→ **EXERCISE REQUIREMENTS**
Among the entries below, find each line holding "value" and return it.

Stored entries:
=== Begin Enclosure ===
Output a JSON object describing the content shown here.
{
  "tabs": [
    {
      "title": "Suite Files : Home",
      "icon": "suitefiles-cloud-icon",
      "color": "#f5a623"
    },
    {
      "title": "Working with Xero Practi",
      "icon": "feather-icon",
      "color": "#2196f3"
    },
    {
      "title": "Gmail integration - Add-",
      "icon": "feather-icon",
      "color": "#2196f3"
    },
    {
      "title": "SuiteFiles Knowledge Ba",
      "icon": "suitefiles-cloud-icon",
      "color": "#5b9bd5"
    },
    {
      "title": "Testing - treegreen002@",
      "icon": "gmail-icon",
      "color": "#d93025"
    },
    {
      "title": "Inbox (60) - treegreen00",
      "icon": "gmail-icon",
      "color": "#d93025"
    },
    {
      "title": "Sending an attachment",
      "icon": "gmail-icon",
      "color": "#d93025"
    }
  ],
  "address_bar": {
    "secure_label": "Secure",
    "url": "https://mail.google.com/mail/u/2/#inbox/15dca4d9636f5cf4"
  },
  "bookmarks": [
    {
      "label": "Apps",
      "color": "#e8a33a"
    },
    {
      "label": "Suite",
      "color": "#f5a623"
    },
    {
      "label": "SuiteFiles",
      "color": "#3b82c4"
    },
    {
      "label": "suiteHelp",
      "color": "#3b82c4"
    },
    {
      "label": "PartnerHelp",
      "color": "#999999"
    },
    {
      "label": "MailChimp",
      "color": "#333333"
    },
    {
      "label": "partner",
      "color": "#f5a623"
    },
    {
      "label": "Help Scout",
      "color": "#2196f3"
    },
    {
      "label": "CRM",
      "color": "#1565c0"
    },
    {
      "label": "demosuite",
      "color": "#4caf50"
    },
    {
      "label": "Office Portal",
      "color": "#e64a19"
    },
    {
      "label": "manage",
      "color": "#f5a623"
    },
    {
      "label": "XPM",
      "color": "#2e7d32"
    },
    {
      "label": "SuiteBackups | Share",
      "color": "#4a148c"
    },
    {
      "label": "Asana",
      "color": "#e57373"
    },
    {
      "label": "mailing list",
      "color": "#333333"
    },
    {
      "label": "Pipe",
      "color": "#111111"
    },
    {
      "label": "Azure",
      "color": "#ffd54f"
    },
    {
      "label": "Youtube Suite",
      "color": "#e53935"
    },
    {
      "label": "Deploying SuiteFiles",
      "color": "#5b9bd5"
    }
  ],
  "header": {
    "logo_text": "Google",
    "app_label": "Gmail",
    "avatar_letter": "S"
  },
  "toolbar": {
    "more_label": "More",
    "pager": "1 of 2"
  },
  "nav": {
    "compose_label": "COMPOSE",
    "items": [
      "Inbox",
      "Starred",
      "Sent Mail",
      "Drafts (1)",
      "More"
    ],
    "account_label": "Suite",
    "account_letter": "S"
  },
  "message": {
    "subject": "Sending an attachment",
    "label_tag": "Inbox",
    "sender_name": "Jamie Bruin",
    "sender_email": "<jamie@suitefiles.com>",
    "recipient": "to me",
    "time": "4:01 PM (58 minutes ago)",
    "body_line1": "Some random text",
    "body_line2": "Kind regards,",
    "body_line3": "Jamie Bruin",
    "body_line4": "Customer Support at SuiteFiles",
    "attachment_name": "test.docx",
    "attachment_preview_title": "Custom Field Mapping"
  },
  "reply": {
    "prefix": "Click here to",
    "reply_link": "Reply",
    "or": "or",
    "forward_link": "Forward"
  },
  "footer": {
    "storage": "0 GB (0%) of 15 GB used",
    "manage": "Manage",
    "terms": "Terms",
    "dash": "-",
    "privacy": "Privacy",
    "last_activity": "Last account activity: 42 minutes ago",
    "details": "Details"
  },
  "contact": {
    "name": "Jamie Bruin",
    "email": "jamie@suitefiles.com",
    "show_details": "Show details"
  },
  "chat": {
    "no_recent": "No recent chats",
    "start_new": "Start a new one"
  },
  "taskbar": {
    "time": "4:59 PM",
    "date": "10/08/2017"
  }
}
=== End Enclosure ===
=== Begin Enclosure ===
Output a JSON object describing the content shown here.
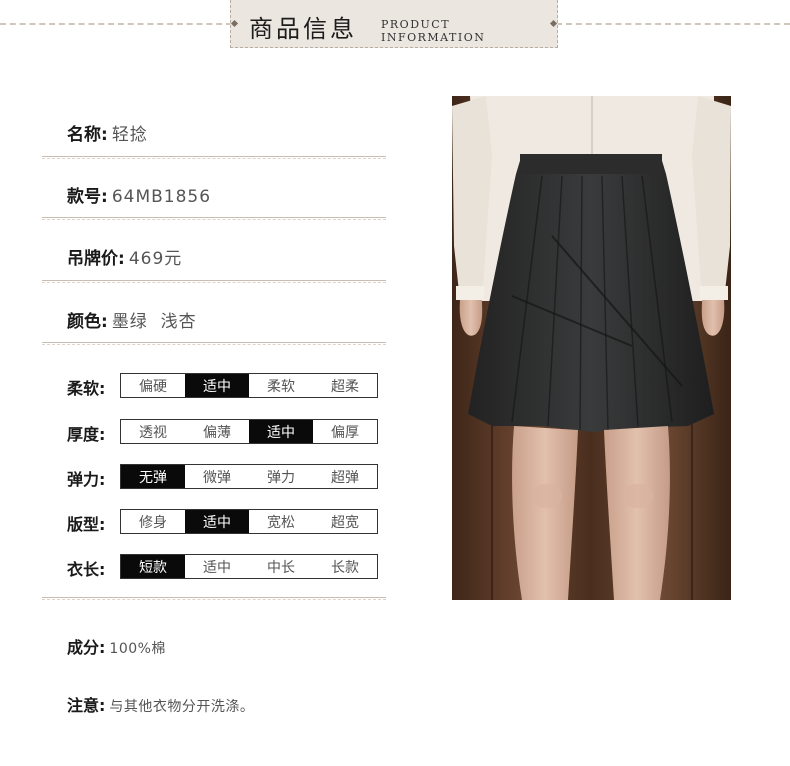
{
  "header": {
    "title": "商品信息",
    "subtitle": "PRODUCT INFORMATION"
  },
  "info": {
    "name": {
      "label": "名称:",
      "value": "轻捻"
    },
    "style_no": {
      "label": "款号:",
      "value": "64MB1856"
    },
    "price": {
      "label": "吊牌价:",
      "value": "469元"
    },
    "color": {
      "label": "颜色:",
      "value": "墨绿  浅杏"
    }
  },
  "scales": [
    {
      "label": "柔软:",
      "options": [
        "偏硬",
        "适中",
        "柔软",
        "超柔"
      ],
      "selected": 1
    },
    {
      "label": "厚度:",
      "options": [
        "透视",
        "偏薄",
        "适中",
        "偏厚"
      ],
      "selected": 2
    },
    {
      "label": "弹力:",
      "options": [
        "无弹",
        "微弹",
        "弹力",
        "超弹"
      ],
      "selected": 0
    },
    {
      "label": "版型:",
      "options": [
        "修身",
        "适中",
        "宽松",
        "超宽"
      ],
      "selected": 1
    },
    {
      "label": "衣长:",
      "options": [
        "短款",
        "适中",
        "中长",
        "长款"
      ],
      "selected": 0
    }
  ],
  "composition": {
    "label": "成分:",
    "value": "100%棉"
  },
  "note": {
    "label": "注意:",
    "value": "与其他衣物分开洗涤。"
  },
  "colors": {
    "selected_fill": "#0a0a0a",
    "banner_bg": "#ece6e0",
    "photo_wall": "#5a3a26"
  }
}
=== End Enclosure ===
→ **REPLY**
      "value": "轻捻"
      "value": "64MB1856"
      "value": "469元"
      "value": "墨绿  浅杏"
    "value": "100%棉"
    "value": "与其他衣物分开洗涤。"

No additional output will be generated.